Nyima Tashi, a member of the 13th National Committee of the Chinese People's Political Consultative Conference. [Photo/Xinhua]
Relocating residents from extreme high altitude areas to lower places in the Tibet autonomous region was a good thing both for the environment and people's heath, said Nyima Tashi, a member of the 13th National Committee of the Chinese People's Political Consultative Conference, on Sunday.
Nyima Tashi, head of the Tibet Academy of Agriculture and Animal Husbandry, said Tibet performed ecological relocation as a key measure to better protect the natural environment and to help poverty-stricken residents get out of poverty, which was closely related to living in extreme high altitude areas.
According to Nyima Tashi, by the end of 2019, Tibet lifted 628,000 impoverished people out of poverty, and all the region's 74 counties and districts were removed from the poverty list.
In terms of ecological relocation project, as of now, more than 260,000 people have moved to their new homes from harsh living environment, and now the region plans to relocate more than 133,000 residents who live in extreme high altitude areas to new settlements.

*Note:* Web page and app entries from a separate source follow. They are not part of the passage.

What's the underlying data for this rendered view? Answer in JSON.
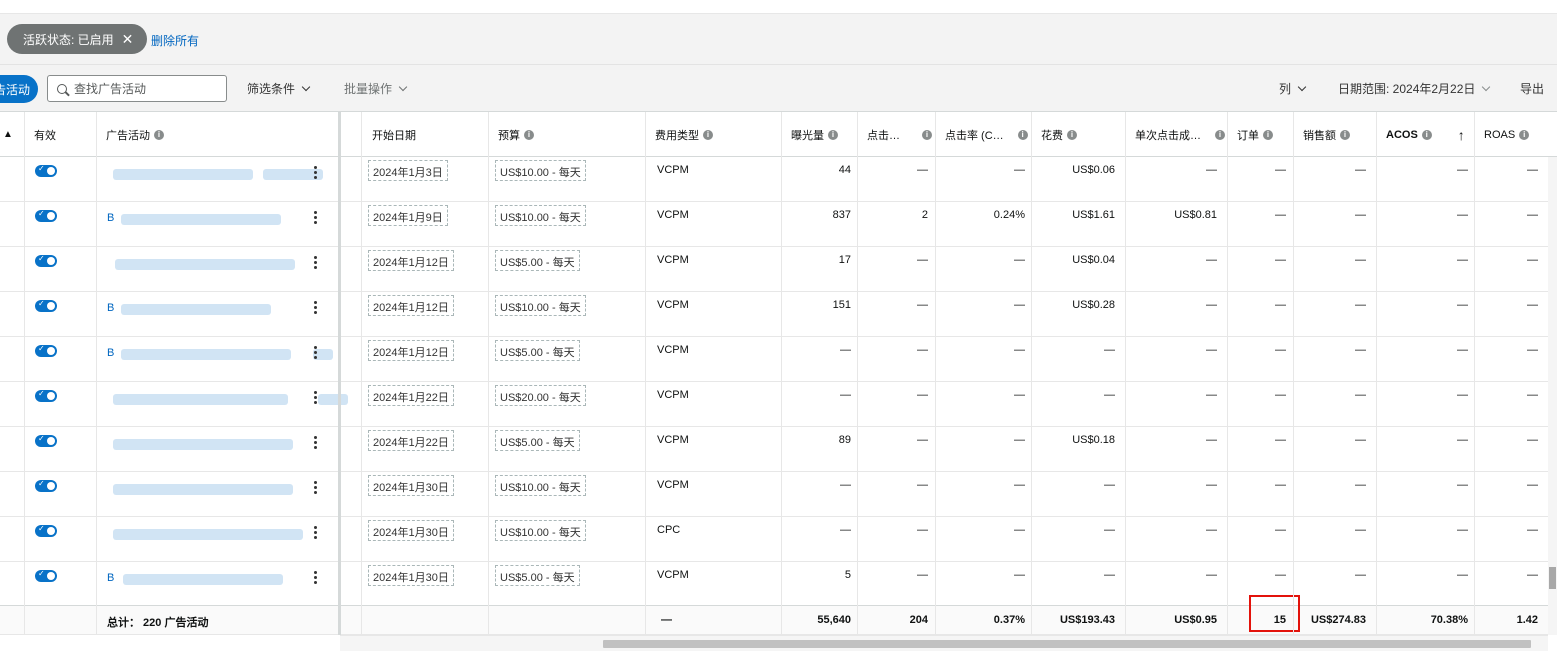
{
  "filter": {
    "chip_label": "活跃状态: 已启用",
    "remove_all": "删除所有"
  },
  "toolbar": {
    "create_label": "告活动",
    "search_placeholder": "查找广告活动",
    "filter_label": "筛选条件",
    "bulk_label": "批量操作",
    "columns_label": "列",
    "date_range": "日期范围: 2024年2月22日",
    "export_label": "导出"
  },
  "headers": {
    "warning": "▲",
    "active": "有效",
    "campaign": "广告活动",
    "start_date": "开始日期",
    "budget": "预算",
    "cost_type": "费用类型",
    "impressions": "曝光量",
    "clicks": "点击…",
    "ctr": "点击率 (C…",
    "spend": "花费",
    "cpc": "单次点击成…",
    "orders": "订单",
    "sales": "销售额",
    "acos": "ACOS",
    "roas": "ROAS"
  },
  "rows": [
    {
      "name": "",
      "start_date": "2024年1月3日",
      "budget": "US$10.00 - 每天",
      "cost_type": "VCPM",
      "impressions": "44",
      "clicks": "—",
      "ctr": "—",
      "spend": "US$0.06",
      "cpc": "—",
      "orders": "—",
      "sales": "—",
      "acos": "—",
      "roas": "—"
    },
    {
      "name": "B",
      "start_date": "2024年1月9日",
      "budget": "US$10.00 - 每天",
      "cost_type": "VCPM",
      "impressions": "837",
      "clicks": "2",
      "ctr": "0.24%",
      "spend": "US$1.61",
      "cpc": "US$0.81",
      "orders": "—",
      "sales": "—",
      "acos": "—",
      "roas": "—"
    },
    {
      "name": "",
      "start_date": "2024年1月12日",
      "budget": "US$5.00 - 每天",
      "cost_type": "VCPM",
      "impressions": "17",
      "clicks": "—",
      "ctr": "—",
      "spend": "US$0.04",
      "cpc": "—",
      "orders": "—",
      "sales": "—",
      "acos": "—",
      "roas": "—"
    },
    {
      "name": "B",
      "start_date": "2024年1月12日",
      "budget": "US$10.00 - 每天",
      "cost_type": "VCPM",
      "impressions": "151",
      "clicks": "—",
      "ctr": "—",
      "spend": "US$0.28",
      "cpc": "—",
      "orders": "—",
      "sales": "—",
      "acos": "—",
      "roas": "—"
    },
    {
      "name": "B",
      "start_date": "2024年1月12日",
      "budget": "US$5.00 - 每天",
      "cost_type": "VCPM",
      "impressions": "—",
      "clicks": "—",
      "ctr": "—",
      "spend": "—",
      "cpc": "—",
      "orders": "—",
      "sales": "—",
      "acos": "—",
      "roas": "—"
    },
    {
      "name": "",
      "start_date": "2024年1月22日",
      "budget": "US$20.00 - 每天",
      "cost_type": "VCPM",
      "impressions": "—",
      "clicks": "—",
      "ctr": "—",
      "spend": "—",
      "cpc": "—",
      "orders": "—",
      "sales": "—",
      "acos": "—",
      "roas": "—"
    },
    {
      "name": "",
      "start_date": "2024年1月22日",
      "budget": "US$5.00 - 每天",
      "cost_type": "VCPM",
      "impressions": "89",
      "clicks": "—",
      "ctr": "—",
      "spend": "US$0.18",
      "cpc": "—",
      "orders": "—",
      "sales": "—",
      "acos": "—",
      "roas": "—"
    },
    {
      "name": "",
      "start_date": "2024年1月30日",
      "budget": "US$10.00 - 每天",
      "cost_type": "VCPM",
      "impressions": "—",
      "clicks": "—",
      "ctr": "—",
      "spend": "—",
      "cpc": "—",
      "orders": "—",
      "sales": "—",
      "acos": "—",
      "roas": "—"
    },
    {
      "name": "",
      "start_date": "2024年1月30日",
      "budget": "US$10.00 - 每天",
      "cost_type": "CPC",
      "impressions": "—",
      "clicks": "—",
      "ctr": "—",
      "spend": "—",
      "cpc": "—",
      "orders": "—",
      "sales": "—",
      "acos": "—",
      "roas": "—"
    },
    {
      "name": "B",
      "start_date": "2024年1月30日",
      "budget": "US$5.00 - 每天",
      "cost_type": "VCPM",
      "impressions": "5",
      "clicks": "—",
      "ctr": "—",
      "spend": "—",
      "cpc": "—",
      "orders": "—",
      "sales": "—",
      "acos": "—",
      "roas": "—"
    }
  ],
  "totals": {
    "label": "总计： 220 广告活动",
    "cost_type": "—",
    "impressions": "55,640",
    "clicks": "204",
    "ctr": "0.37%",
    "spend": "US$193.43",
    "cpc": "US$0.95",
    "orders": "15",
    "sales": "US$274.83",
    "acos": "70.38%",
    "roas": "1.42"
  },
  "colors": {
    "brand_blue": "#0872c8",
    "link": "#0066c0",
    "highlight": "#e3120b"
  }
}
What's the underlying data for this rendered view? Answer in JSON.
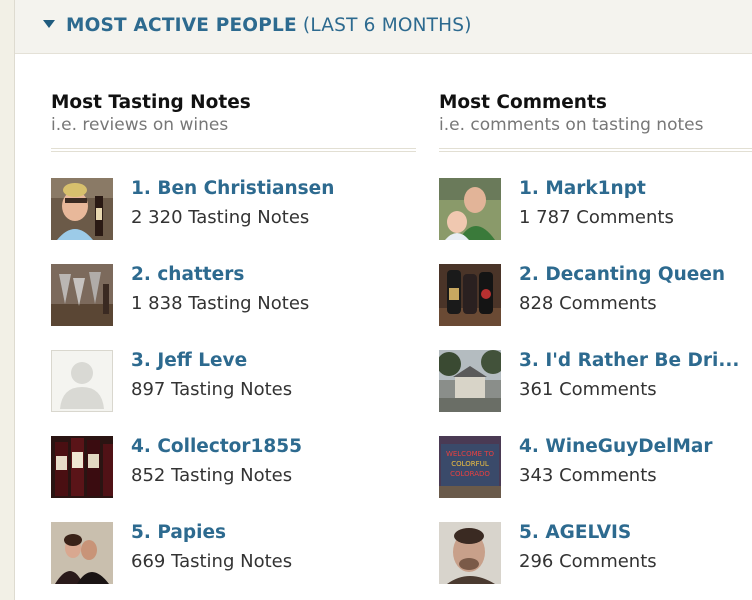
{
  "header": {
    "title": "MOST ACTIVE PEOPLE",
    "subtitle": "(LAST 6 MONTHS)"
  },
  "tasting": {
    "title": "Most Tasting Notes",
    "subtitle": "i.e. reviews on wines",
    "items": [
      {
        "name": "1. Ben Christiansen",
        "count": "2 320 Tasting Notes"
      },
      {
        "name": "2. chatters",
        "count": "1 838 Tasting Notes"
      },
      {
        "name": "3. Jeff Leve",
        "count": "897 Tasting Notes"
      },
      {
        "name": "4. Collector1855",
        "count": "852 Tasting Notes"
      },
      {
        "name": "5. Papies",
        "count": "669 Tasting Notes"
      }
    ]
  },
  "comments": {
    "title": "Most Comments",
    "subtitle": "i.e. comments on tasting notes",
    "items": [
      {
        "name": "1. Mark1npt",
        "count": "1 787 Comments"
      },
      {
        "name": "2. Decanting Queen",
        "count": "828 Comments"
      },
      {
        "name": "3. I'd Rather Be Dri...",
        "count": "361 Comments"
      },
      {
        "name": "4. WineGuyDelMar",
        "count": "343 Comments"
      },
      {
        "name": "5. AGELVIS",
        "count": "296 Comments"
      }
    ]
  },
  "avatar_images": {
    "welcome_sign": "WELCOME TO COLORFUL COLORADO"
  }
}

"Pema is one of the thousands beneficiaries, the old man who originally lived in Kartso township of the region's Tsonyi county, where the average altitude is 5,000 meters above the sea level, and his home was relocated to a lower place in the region's Lhokha city," said Nyima Tashi, adding his livelihood has seen a big improvement by the shift.
"The altitude in this new location is 1,400 meters lower than the previous place, with more oxygen, I get more sleep, and I enjoy a better life now," said Pema as quoted by Nyima Tashi.
Nyima Tashi said Tibet is known as the globe's third pole, due to lack of oxygen, and poor infrastructure coverage, places with the average altitude above 4,800 meters were unfit for human existence.
"With regard to poverty alleviation in these extreme high altitude areas, the investment is bigger, and the poverty alleviation work is much harder compared with lower places," Nyima Tashi said.